• _Task details_:
Set down only the lines from the one containing "Parse this screenshot: output" through the final line of the entries below, exactly as they stand, with no pictures.

• _Record set_:

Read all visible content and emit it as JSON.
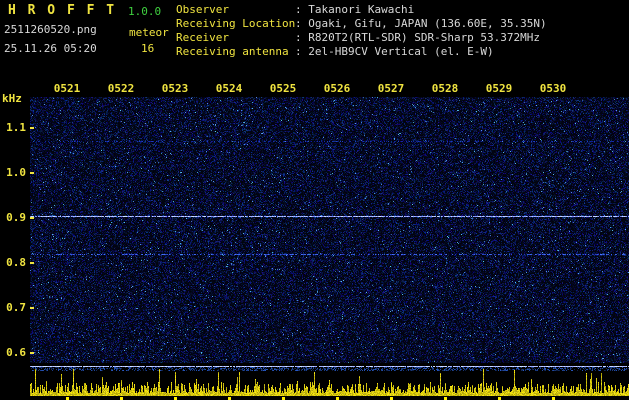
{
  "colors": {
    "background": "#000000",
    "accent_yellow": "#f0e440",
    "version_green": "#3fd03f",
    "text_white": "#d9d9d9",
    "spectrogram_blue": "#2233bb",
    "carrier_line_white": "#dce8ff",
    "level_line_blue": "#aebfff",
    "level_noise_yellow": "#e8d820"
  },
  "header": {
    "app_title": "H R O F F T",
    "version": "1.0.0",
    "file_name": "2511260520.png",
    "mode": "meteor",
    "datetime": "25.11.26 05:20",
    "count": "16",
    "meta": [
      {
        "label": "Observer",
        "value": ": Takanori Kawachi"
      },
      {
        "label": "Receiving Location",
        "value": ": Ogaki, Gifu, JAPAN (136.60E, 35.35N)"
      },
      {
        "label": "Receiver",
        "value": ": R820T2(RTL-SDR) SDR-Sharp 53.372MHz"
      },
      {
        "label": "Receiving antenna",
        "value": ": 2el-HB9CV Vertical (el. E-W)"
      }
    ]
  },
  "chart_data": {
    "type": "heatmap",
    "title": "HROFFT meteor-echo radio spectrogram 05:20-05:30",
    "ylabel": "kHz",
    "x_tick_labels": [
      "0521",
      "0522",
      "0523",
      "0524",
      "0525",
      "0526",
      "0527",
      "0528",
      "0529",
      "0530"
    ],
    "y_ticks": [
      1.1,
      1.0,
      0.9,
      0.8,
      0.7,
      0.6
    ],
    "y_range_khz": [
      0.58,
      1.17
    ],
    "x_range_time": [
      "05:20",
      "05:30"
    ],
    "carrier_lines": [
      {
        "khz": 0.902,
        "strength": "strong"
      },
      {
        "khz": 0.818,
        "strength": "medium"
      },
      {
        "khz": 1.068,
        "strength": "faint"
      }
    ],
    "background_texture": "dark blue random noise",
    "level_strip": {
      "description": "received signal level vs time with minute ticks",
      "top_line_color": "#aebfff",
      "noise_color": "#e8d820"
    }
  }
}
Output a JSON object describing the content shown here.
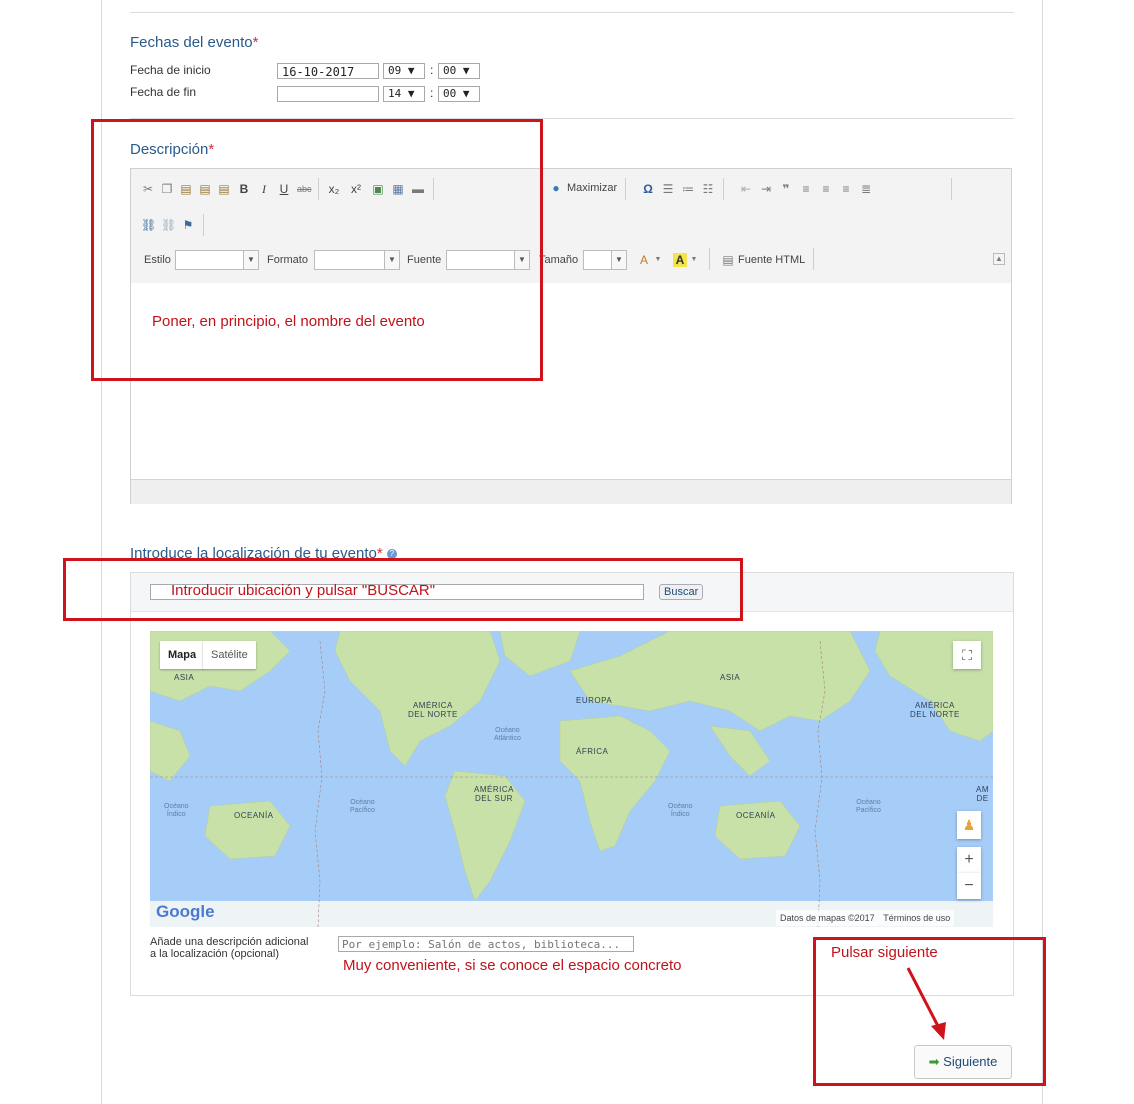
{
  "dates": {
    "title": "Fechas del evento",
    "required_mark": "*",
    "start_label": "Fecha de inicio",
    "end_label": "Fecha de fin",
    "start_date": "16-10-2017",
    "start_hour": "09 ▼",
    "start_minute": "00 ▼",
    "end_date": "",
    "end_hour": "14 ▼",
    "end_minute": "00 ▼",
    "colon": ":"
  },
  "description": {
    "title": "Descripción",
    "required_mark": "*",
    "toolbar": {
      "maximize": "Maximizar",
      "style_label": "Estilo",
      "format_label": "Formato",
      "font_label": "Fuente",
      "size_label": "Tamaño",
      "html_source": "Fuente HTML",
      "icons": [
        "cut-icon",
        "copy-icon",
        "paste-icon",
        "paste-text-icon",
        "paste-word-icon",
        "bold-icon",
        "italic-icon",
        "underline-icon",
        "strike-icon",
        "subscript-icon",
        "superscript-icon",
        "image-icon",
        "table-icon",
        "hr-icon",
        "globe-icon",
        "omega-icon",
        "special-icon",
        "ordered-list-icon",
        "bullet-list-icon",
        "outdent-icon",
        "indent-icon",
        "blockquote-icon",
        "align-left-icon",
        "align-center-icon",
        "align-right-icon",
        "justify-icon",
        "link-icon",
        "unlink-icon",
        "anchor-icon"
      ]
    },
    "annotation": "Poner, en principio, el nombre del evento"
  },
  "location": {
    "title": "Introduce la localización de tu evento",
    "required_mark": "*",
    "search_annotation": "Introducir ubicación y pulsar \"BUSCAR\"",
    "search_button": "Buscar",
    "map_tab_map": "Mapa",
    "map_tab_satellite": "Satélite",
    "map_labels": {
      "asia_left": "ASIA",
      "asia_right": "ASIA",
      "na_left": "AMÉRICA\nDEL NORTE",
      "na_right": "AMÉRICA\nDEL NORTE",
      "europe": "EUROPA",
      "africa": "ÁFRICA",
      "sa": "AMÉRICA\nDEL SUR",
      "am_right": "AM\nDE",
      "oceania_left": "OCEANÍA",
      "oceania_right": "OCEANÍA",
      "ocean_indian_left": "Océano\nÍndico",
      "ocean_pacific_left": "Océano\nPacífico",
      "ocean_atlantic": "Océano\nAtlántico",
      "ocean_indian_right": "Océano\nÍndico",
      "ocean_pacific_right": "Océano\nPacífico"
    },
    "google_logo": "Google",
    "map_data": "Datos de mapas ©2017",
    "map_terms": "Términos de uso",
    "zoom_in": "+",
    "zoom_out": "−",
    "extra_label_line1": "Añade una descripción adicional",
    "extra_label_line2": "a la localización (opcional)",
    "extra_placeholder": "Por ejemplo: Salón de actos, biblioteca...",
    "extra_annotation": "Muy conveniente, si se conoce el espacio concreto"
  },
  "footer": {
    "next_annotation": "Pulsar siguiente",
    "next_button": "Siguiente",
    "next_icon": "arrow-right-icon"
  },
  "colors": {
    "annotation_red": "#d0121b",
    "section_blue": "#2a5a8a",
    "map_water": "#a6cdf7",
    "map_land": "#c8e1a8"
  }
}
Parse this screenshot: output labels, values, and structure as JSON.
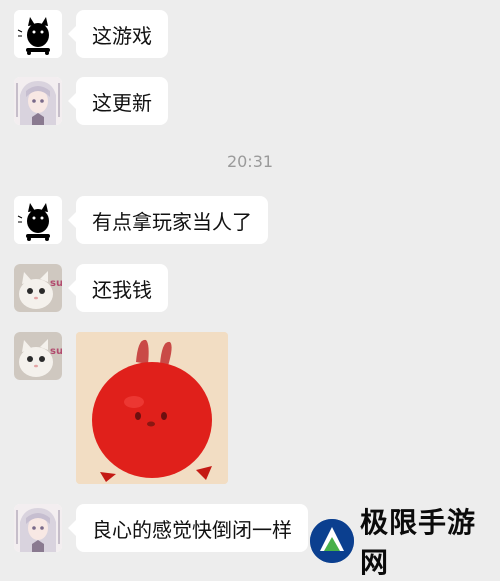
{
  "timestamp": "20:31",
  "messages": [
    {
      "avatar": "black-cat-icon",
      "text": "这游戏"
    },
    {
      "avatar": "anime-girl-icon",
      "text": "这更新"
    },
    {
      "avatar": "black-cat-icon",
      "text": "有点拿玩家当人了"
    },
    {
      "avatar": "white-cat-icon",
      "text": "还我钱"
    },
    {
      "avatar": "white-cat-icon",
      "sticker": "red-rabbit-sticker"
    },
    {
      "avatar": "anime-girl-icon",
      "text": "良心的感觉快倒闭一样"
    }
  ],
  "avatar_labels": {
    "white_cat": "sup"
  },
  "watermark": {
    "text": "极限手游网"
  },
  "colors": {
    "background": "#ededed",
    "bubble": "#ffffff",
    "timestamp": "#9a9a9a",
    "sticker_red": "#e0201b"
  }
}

• _Written answer_:
Parse this screenshot: output labels, values, and structure as JSON.
{
  "timestamp": "20:31",
  "messages": [
    {
      "avatar": "black-cat-icon",
      "text": "这游戏"
    },
    {
      "avatar": "anime-girl-icon",
      "text": "这更新"
    },
    {
      "avatar": "black-cat-icon",
      "text": "有点拿玩家当人了"
    },
    {
      "avatar": "white-cat-icon",
      "text": "还我钱"
    },
    {
      "avatar": "white-cat-icon",
      "sticker": "red-rabbit-sticker"
    },
    {
      "avatar": "anime-girl-icon",
      "text": "良心的感觉快倒闭一样"
    }
  ],
  "avatar_labels": {
    "white_cat": "sup"
  },
  "watermark": {
    "text": "极限手游网"
  },
  "colors": {
    "background": "#ededed",
    "bubble": "#ffffff",
    "timestamp": "#9a9a9a",
    "sticker_red": "#e0201b"
  }
}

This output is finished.